According to the researchers at the University of Otago in New Zealand, teenage boys who sleep less have more body fats but lack of sleep has no discernible effect on girls’ body fat ratios.
“Our study suggests that for older teenage boys, making sure that they get adequate sleep may help to maintain a healthier body.
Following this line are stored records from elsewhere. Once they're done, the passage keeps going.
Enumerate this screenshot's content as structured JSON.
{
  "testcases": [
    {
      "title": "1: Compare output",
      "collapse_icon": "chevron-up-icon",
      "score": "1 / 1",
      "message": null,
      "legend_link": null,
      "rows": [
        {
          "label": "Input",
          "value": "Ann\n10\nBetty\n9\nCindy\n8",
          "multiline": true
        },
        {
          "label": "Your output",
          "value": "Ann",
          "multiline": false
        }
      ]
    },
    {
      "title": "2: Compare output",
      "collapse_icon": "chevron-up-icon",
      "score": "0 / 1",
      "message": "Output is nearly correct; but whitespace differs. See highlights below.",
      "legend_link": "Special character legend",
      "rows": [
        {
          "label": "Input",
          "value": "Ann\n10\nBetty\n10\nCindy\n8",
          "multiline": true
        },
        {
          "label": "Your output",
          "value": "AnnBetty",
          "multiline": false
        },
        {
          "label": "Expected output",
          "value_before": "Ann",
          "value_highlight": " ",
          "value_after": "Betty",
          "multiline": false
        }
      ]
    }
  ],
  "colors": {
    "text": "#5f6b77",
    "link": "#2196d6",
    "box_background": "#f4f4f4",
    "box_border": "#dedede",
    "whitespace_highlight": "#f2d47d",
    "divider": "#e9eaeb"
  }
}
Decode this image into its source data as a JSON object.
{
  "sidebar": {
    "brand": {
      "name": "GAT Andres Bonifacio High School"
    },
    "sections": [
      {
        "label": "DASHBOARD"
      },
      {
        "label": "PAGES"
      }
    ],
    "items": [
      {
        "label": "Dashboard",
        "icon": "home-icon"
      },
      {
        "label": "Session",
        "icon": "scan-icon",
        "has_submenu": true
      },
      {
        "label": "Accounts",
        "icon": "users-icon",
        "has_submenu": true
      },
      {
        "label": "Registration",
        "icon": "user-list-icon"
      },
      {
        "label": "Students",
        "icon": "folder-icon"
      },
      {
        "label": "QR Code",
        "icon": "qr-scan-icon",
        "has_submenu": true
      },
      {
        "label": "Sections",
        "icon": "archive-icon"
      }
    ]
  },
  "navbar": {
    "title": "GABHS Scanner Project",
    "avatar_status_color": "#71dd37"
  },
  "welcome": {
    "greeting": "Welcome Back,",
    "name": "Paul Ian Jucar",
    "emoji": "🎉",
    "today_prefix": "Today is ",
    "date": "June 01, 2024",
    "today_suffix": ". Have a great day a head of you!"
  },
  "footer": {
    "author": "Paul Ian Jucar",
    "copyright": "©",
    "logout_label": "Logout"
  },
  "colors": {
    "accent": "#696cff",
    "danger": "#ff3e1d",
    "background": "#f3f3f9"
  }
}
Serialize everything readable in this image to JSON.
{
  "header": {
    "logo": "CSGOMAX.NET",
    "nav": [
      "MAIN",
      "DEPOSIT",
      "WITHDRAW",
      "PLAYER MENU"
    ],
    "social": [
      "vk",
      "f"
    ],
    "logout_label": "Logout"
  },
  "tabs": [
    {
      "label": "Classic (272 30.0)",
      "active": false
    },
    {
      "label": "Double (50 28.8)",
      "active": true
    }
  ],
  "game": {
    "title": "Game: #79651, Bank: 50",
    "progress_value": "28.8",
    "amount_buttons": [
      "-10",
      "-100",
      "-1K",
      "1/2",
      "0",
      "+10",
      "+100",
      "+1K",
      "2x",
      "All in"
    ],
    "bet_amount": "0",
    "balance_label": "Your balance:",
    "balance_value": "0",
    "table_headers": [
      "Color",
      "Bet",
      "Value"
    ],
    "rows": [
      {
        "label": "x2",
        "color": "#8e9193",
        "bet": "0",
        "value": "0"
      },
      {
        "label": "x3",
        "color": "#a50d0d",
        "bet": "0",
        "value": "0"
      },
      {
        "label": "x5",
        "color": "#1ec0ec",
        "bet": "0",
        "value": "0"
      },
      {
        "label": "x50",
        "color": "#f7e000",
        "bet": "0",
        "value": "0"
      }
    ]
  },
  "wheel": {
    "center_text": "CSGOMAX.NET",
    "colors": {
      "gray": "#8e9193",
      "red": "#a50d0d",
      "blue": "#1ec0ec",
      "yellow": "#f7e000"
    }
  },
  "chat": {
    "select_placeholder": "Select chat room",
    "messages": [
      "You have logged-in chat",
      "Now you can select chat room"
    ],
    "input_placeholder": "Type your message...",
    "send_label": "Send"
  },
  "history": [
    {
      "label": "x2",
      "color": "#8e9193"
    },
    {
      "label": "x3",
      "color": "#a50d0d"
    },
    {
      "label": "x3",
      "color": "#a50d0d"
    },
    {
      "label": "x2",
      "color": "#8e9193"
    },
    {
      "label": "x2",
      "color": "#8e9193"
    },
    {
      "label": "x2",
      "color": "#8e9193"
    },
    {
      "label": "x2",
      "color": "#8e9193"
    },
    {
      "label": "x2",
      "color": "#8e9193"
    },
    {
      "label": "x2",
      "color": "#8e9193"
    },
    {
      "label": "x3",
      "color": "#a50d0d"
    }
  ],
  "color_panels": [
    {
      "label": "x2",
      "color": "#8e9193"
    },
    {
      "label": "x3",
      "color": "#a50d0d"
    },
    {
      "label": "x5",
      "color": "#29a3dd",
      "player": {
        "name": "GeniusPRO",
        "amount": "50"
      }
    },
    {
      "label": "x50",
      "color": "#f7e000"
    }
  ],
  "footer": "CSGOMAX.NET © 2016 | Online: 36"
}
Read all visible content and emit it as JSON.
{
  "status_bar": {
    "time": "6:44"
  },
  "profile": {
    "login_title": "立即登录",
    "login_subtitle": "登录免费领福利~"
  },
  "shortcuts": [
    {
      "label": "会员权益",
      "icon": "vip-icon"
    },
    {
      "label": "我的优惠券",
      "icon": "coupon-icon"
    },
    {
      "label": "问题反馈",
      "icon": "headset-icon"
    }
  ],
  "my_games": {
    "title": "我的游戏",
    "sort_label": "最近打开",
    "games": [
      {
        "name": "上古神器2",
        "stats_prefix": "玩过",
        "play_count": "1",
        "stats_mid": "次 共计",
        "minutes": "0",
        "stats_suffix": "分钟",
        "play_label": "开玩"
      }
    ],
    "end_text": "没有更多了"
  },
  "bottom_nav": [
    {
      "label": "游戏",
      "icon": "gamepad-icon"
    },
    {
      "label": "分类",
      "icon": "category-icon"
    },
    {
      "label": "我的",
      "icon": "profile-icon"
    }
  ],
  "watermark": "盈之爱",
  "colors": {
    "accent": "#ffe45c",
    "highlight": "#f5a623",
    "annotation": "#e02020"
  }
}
It seems to be that, within reason, the more (sleep) the better for boys, “ said Lead researcher Dr Paula Skidmore.
During the study, researchers looked at the sleeping habits and height/weight/fat ratios in 386 boys and 299 girls in the age group 15 and 18-years.
An average-sized 16-year-old boy weighing 69.5 kg and measuring 176 cm in height, who slept for eight hours a day, would have a waist circumference that is 1.8 cm bigger, and would have 1.6 kg (9 percent) more body fat, compared to the same average-sized boy who slept 10 hours a day, the study found.
“The boys who slept eight hours a day would also have 1.8 kg more lean (bone and muscle) mass compared to the boys who slept ten hours, but that’s only a 1.4 percent increase, compared to the 9 percent increase seen in body fat,” Skidmore said.
Elaborating about the findings in the girls, she said, “It was unexpected that we did not find the same result in girls, who may actually be more aware of their diet and more in tune with a healthier lifestyle.”
The study was published in Nutrition Journal.